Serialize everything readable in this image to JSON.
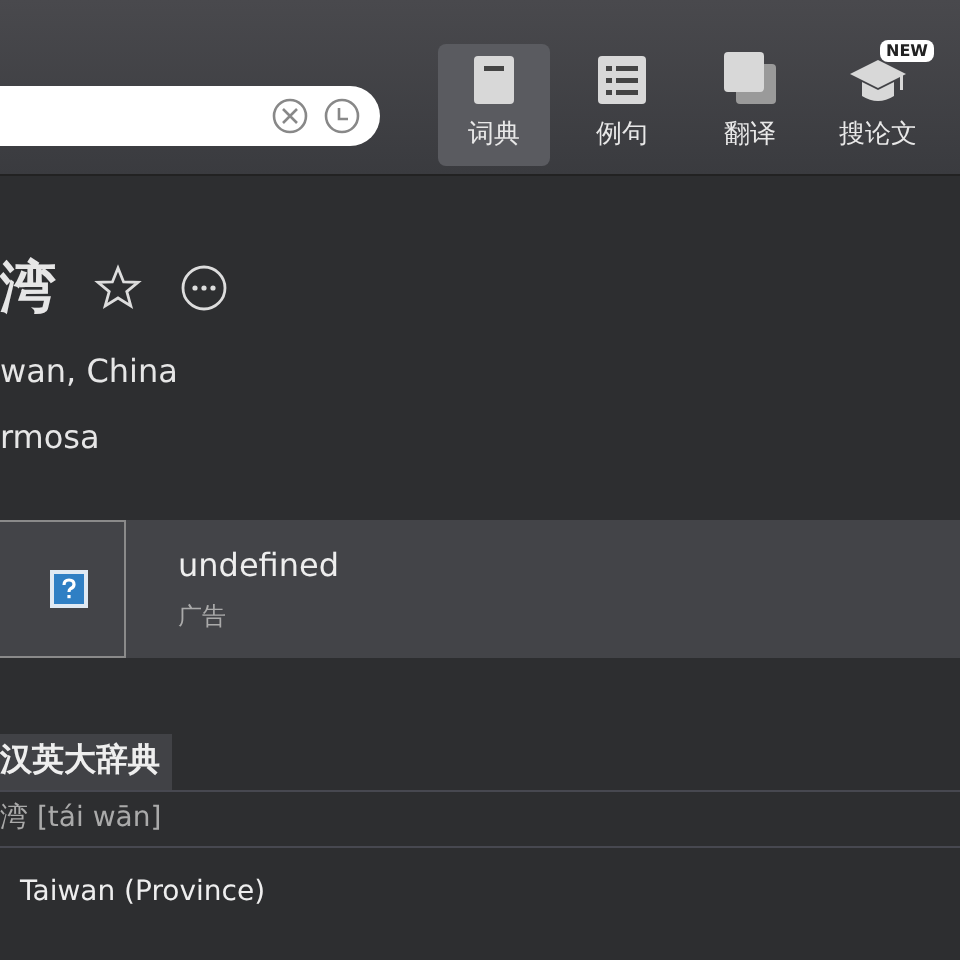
{
  "tabs": [
    {
      "label": "词典",
      "kind": "book",
      "selected": true
    },
    {
      "label": "例句",
      "kind": "list",
      "selected": false
    },
    {
      "label": "翻译",
      "kind": "copy",
      "selected": false
    },
    {
      "label": "搜论文",
      "kind": "cap",
      "selected": false,
      "badge": "NEW"
    }
  ],
  "entry": {
    "headword": "湾",
    "definitions": [
      "wan, China",
      "rmosa"
    ]
  },
  "ad": {
    "title": "undefined",
    "label": "广告"
  },
  "dictionary": {
    "name": "汉英大辞典",
    "pronunciation": "湾 [tái wān]",
    "meanings": [
      "Taiwan (Province)"
    ]
  }
}
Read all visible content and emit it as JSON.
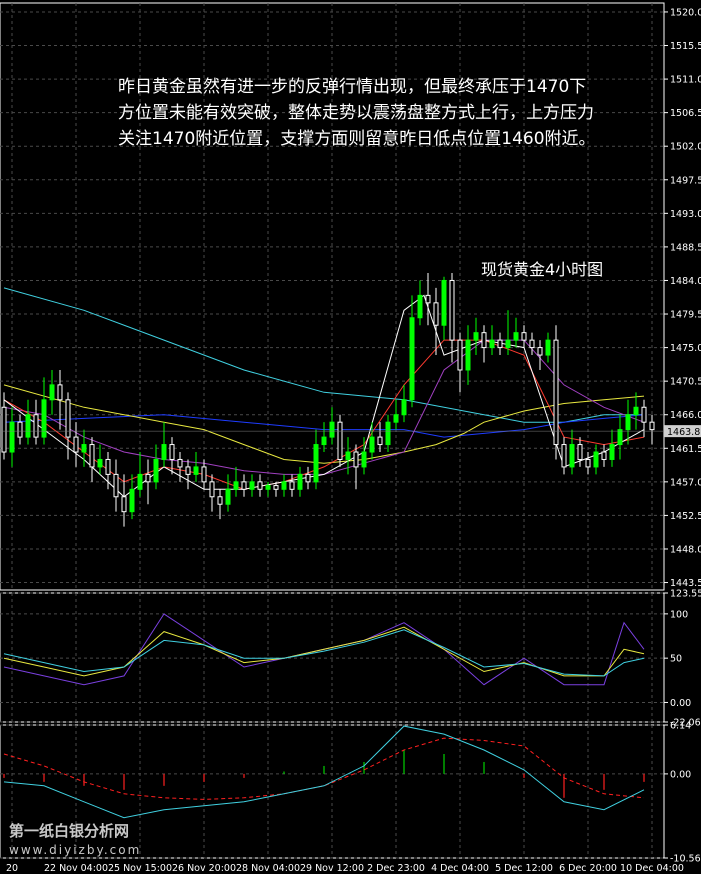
{
  "commentary": "昨日黄金虽然有进一步的反弹行情出现，但最终承压于1470下方位置未能有效突破，整体走势以震荡盘整方式上行，上方压力关注1470附近位置，支撑方面则留意昨日低点位置1460附近。",
  "subtitle": "现货黄金4小时图",
  "watermark": {
    "line1": "第一纸白银分析网",
    "line2": "www.diyizby.com"
  },
  "colors": {
    "background": "#000000",
    "grid": "#4a4a4a",
    "axis": "#ffffff",
    "bull": "#00ff00",
    "bear": "#ffffff",
    "ma_fast": "#ff3b30",
    "ma_purple": "#a040c0",
    "ma_yellow": "#e8e840",
    "ma_blue": "#1e3cff",
    "ma_cyan": "#40d0e0",
    "price_line": "#ffffff",
    "stoch_main": "#7a40e0",
    "stoch_mid": "#e8e840",
    "stoch_signal": "#40d0e0",
    "macd_hist_pos": "#00d000",
    "macd_hist_neg": "#ff2020",
    "macd_signal": "#ff2020",
    "macd_line": "#40d0e0",
    "price_tag_bg": "#d0d0d0"
  },
  "chart_data": [
    {
      "type": "candlestick",
      "panel": "price",
      "ylim": [
        1442.5,
        1521.2
      ],
      "y_ticks": [
        "1520.0",
        "1515.5",
        "1511.0",
        "1506.5",
        "1502.0",
        "1497.5",
        "1493.0",
        "1488.5",
        "1484.0",
        "1479.5",
        "1475.0",
        "1470.5",
        "1466.0",
        "1461.5",
        "1457.0",
        "1452.5",
        "1448.0",
        "1443.5"
      ],
      "current_price": "1463.8",
      "candles": [
        [
          1467,
          1461,
          1469,
          1460
        ],
        [
          1461,
          1465,
          1467,
          1459
        ],
        [
          1465,
          1463,
          1466,
          1462
        ],
        [
          1463,
          1466,
          1468,
          1462
        ],
        [
          1466,
          1463,
          1468,
          1462
        ],
        [
          1463,
          1468,
          1471,
          1462
        ],
        [
          1468,
          1470,
          1472,
          1466
        ],
        [
          1470,
          1468,
          1472,
          1464
        ],
        [
          1468,
          1463,
          1469,
          1460
        ],
        [
          1463,
          1461,
          1465,
          1459
        ],
        [
          1461,
          1462,
          1464,
          1459
        ],
        [
          1462,
          1459,
          1463,
          1457
        ],
        [
          1459,
          1460,
          1462,
          1458
        ],
        [
          1460,
          1458,
          1461,
          1456
        ],
        [
          1458,
          1455,
          1460,
          1453
        ],
        [
          1455,
          1453,
          1458,
          1451
        ],
        [
          1453,
          1456,
          1458,
          1452
        ],
        [
          1456,
          1458,
          1461,
          1455
        ],
        [
          1458,
          1457,
          1460,
          1454
        ],
        [
          1457,
          1460,
          1462,
          1456
        ],
        [
          1460,
          1462,
          1465,
          1459
        ],
        [
          1462,
          1460,
          1463,
          1458
        ],
        [
          1460,
          1459,
          1461,
          1457
        ],
        [
          1459,
          1458,
          1460,
          1456
        ],
        [
          1458,
          1459,
          1461,
          1457
        ],
        [
          1459,
          1457,
          1460,
          1456
        ],
        [
          1457,
          1455,
          1458,
          1453
        ],
        [
          1455,
          1454,
          1456,
          1452
        ],
        [
          1454,
          1456,
          1458,
          1453
        ],
        [
          1456,
          1457,
          1459,
          1455
        ],
        [
          1457,
          1456,
          1458,
          1455
        ],
        [
          1456,
          1457,
          1458,
          1455
        ],
        [
          1457,
          1456,
          1458,
          1455
        ],
        [
          1456,
          1456.5,
          1457,
          1455
        ],
        [
          1456.5,
          1456,
          1457,
          1455
        ],
        [
          1456,
          1457,
          1458,
          1455
        ],
        [
          1457,
          1456,
          1458,
          1455
        ],
        [
          1456,
          1458,
          1459,
          1455
        ],
        [
          1458,
          1457,
          1459,
          1456
        ],
        [
          1457,
          1462,
          1464,
          1456
        ],
        [
          1462,
          1463,
          1465,
          1461
        ],
        [
          1463,
          1465,
          1467,
          1462
        ],
        [
          1465,
          1460,
          1466,
          1459
        ],
        [
          1460,
          1461,
          1463,
          1458
        ],
        [
          1461,
          1459,
          1462,
          1456
        ],
        [
          1459,
          1461,
          1463,
          1458
        ],
        [
          1461,
          1463,
          1465,
          1460
        ],
        [
          1463,
          1462,
          1465,
          1461
        ],
        [
          1462,
          1465,
          1466,
          1461
        ],
        [
          1465,
          1466,
          1468,
          1464
        ],
        [
          1466,
          1468,
          1470,
          1465
        ],
        [
          1468,
          1479,
          1482,
          1467
        ],
        [
          1479,
          1482,
          1484,
          1478
        ],
        [
          1482,
          1481,
          1485,
          1478
        ],
        [
          1481,
          1478,
          1483,
          1474
        ],
        [
          1478,
          1484,
          1484.5,
          1476
        ],
        [
          1484,
          1476,
          1485,
          1473
        ],
        [
          1476,
          1472,
          1477,
          1469
        ],
        [
          1472,
          1476,
          1478,
          1470
        ],
        [
          1476,
          1477,
          1479,
          1474
        ],
        [
          1477,
          1475,
          1478,
          1473
        ],
        [
          1475,
          1476,
          1478,
          1474
        ],
        [
          1476,
          1475,
          1477,
          1474
        ],
        [
          1475,
          1476,
          1480,
          1474
        ],
        [
          1476,
          1477,
          1479,
          1475
        ],
        [
          1477,
          1476,
          1478,
          1475
        ],
        [
          1476,
          1475,
          1477,
          1474
        ],
        [
          1475,
          1474,
          1476,
          1472
        ],
        [
          1474,
          1476,
          1477,
          1473
        ],
        [
          1476,
          1462,
          1478,
          1460
        ],
        [
          1462,
          1459,
          1463,
          1458
        ],
        [
          1459,
          1462,
          1464,
          1458
        ],
        [
          1462,
          1460,
          1463,
          1459
        ],
        [
          1460,
          1459,
          1461,
          1458
        ],
        [
          1459,
          1461,
          1462,
          1458
        ],
        [
          1461,
          1460,
          1462,
          1459
        ],
        [
          1460,
          1462,
          1464,
          1459
        ],
        [
          1462,
          1464,
          1466,
          1460
        ],
        [
          1464,
          1466,
          1468,
          1462
        ],
        [
          1466,
          1467,
          1469,
          1464
        ],
        [
          1467,
          1465,
          1468,
          1463
        ],
        [
          1465,
          1464,
          1466,
          1462
        ]
      ],
      "moving_averages": [
        {
          "color": "ma_cyan",
          "points": [
            [
              0,
              1483
            ],
            [
              20,
              1480
            ],
            [
              40,
              1476
            ],
            [
              60,
              1472
            ],
            [
              80,
              1469
            ],
            [
              100,
              1468
            ],
            [
              110,
              1467
            ],
            [
              120,
              1466
            ],
            [
              130,
              1465
            ],
            [
              140,
              1465
            ],
            [
              150,
              1466
            ],
            [
              160,
              1466
            ]
          ]
        },
        {
          "color": "ma_blue",
          "points": [
            [
              0,
              1465
            ],
            [
              20,
              1465.5
            ],
            [
              40,
              1466
            ],
            [
              60,
              1465
            ],
            [
              80,
              1464
            ],
            [
              100,
              1464
            ],
            [
              110,
              1463
            ],
            [
              120,
              1463.5
            ],
            [
              130,
              1464
            ],
            [
              140,
              1465
            ],
            [
              150,
              1465.5
            ],
            [
              160,
              1466
            ]
          ]
        },
        {
          "color": "ma_yellow",
          "points": [
            [
              0,
              1470
            ],
            [
              20,
              1467
            ],
            [
              30,
              1466
            ],
            [
              40,
              1465
            ],
            [
              50,
              1464
            ],
            [
              60,
              1462
            ],
            [
              70,
              1460
            ],
            [
              80,
              1459.5
            ],
            [
              90,
              1460
            ],
            [
              100,
              1461
            ],
            [
              108,
              1462
            ],
            [
              115,
              1463.5
            ],
            [
              120,
              1465
            ],
            [
              130,
              1466.5
            ],
            [
              140,
              1467.5
            ],
            [
              150,
              1468
            ],
            [
              160,
              1468.5
            ]
          ]
        },
        {
          "color": "ma_purple",
          "points": [
            [
              0,
              1467
            ],
            [
              10,
              1466
            ],
            [
              20,
              1463
            ],
            [
              30,
              1461
            ],
            [
              40,
              1460
            ],
            [
              50,
              1459.5
            ],
            [
              60,
              1458.5
            ],
            [
              70,
              1458
            ],
            [
              80,
              1458
            ],
            [
              90,
              1459.5
            ],
            [
              100,
              1461
            ],
            [
              110,
              1472
            ],
            [
              120,
              1476
            ],
            [
              130,
              1476
            ],
            [
              140,
              1470
            ],
            [
              150,
              1467
            ],
            [
              160,
              1465
            ]
          ]
        },
        {
          "color": "ma_fast",
          "points": [
            [
              0,
              1468
            ],
            [
              10,
              1465
            ],
            [
              20,
              1461
            ],
            [
              30,
              1457
            ],
            [
              40,
              1459
            ],
            [
              50,
              1458
            ],
            [
              60,
              1456
            ],
            [
              70,
              1457
            ],
            [
              80,
              1459
            ],
            [
              90,
              1462
            ],
            [
              100,
              1470
            ],
            [
              110,
              1476
            ],
            [
              120,
              1476
            ],
            [
              130,
              1474
            ],
            [
              140,
              1463
            ],
            [
              150,
              1462
            ],
            [
              160,
              1463
            ]
          ]
        },
        {
          "color": "price_line",
          "points": [
            [
              0,
              1468
            ],
            [
              10,
              1464
            ],
            [
              20,
              1460
            ],
            [
              30,
              1455
            ],
            [
              40,
              1459
            ],
            [
              50,
              1456
            ],
            [
              60,
              1456
            ],
            [
              70,
              1457
            ],
            [
              80,
              1458
            ],
            [
              90,
              1461
            ],
            [
              100,
              1480
            ],
            [
              105,
              1482
            ],
            [
              110,
              1474
            ],
            [
              120,
              1476
            ],
            [
              130,
              1475
            ],
            [
              140,
              1459
            ],
            [
              150,
              1461
            ],
            [
              160,
              1464
            ]
          ]
        }
      ]
    },
    {
      "type": "line",
      "panel": "oscillator",
      "ylim": [
        -22.061,
        123.557
      ],
      "y_ticks": [
        "123.557",
        "100",
        "50",
        "0.00",
        "-22.061"
      ],
      "series": [
        {
          "color": "stoch_main",
          "x": [
            0,
            10,
            20,
            30,
            40,
            50,
            60,
            70,
            80,
            90,
            100,
            110,
            120,
            130,
            140,
            150,
            155,
            160
          ],
          "values": [
            40,
            30,
            20,
            30,
            100,
            70,
            40,
            50,
            60,
            70,
            90,
            60,
            20,
            50,
            20,
            20,
            90,
            60
          ]
        },
        {
          "color": "stoch_mid",
          "x": [
            0,
            10,
            20,
            30,
            40,
            50,
            60,
            70,
            80,
            90,
            100,
            110,
            120,
            130,
            140,
            150,
            155,
            160
          ],
          "values": [
            50,
            40,
            30,
            40,
            80,
            65,
            45,
            50,
            60,
            70,
            85,
            60,
            35,
            45,
            30,
            30,
            60,
            55
          ]
        },
        {
          "color": "stoch_signal",
          "x": [
            0,
            10,
            20,
            30,
            40,
            50,
            60,
            70,
            80,
            90,
            100,
            110,
            120,
            130,
            140,
            150,
            155,
            160
          ],
          "values": [
            55,
            45,
            35,
            40,
            70,
            65,
            50,
            50,
            58,
            68,
            82,
            62,
            40,
            44,
            32,
            30,
            45,
            50
          ]
        }
      ]
    },
    {
      "type": "bar",
      "panel": "macd",
      "ylim": [
        -10.56,
        6.14
      ],
      "y_ticks": [
        "6.14",
        "0.00",
        "-10.56"
      ],
      "histogram": {
        "x": [
          0,
          10,
          20,
          30,
          40,
          50,
          60,
          70,
          80,
          90,
          100,
          110,
          120,
          130,
          140,
          150,
          160
        ],
        "values": [
          -0.5,
          -1.0,
          -1.5,
          -2.0,
          -1.5,
          -1.0,
          -0.5,
          0.3,
          1.0,
          1.5,
          3.0,
          2.5,
          1.5,
          -0.5,
          -3.0,
          -2.0,
          -1.0
        ]
      },
      "series": [
        {
          "color": "macd_signal",
          "x": [
            0,
            10,
            20,
            30,
            40,
            50,
            60,
            70,
            80,
            90,
            100,
            110,
            120,
            130,
            140,
            150,
            160
          ],
          "values": [
            2.5,
            1.0,
            -1.0,
            -2.5,
            -3.0,
            -3.2,
            -3.0,
            -2.5,
            -1.5,
            0.5,
            3.0,
            4.5,
            4.2,
            3.5,
            -0.5,
            -2.5,
            -3.0
          ]
        },
        {
          "color": "macd_line",
          "x": [
            0,
            10,
            20,
            30,
            40,
            50,
            60,
            70,
            80,
            90,
            100,
            110,
            120,
            130,
            140,
            150,
            160
          ],
          "values": [
            -1.0,
            -1.5,
            -3.5,
            -5.5,
            -4.5,
            -4.0,
            -3.5,
            -2.5,
            -1.5,
            1.0,
            6.0,
            5.0,
            3.0,
            0.5,
            -3.5,
            -4.5,
            -2.0
          ]
        }
      ]
    }
  ],
  "x_labels": [
    "20",
    "22 Nov 04:00",
    "25 Nov 15:00",
    "26 Nov 20:00",
    "28 Nov 04:00",
    "29 Nov 12:00",
    "2 Dec 23:00",
    "4 Dec 04:00",
    "5 Dec 12:00",
    "6 Dec 20:00",
    "10 Dec 04:00"
  ]
}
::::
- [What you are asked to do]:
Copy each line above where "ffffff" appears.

- [Response to the task]:
    "axis": "#ffffff",
    "bear": "#ffffff",
    "price_line": "#ffffff",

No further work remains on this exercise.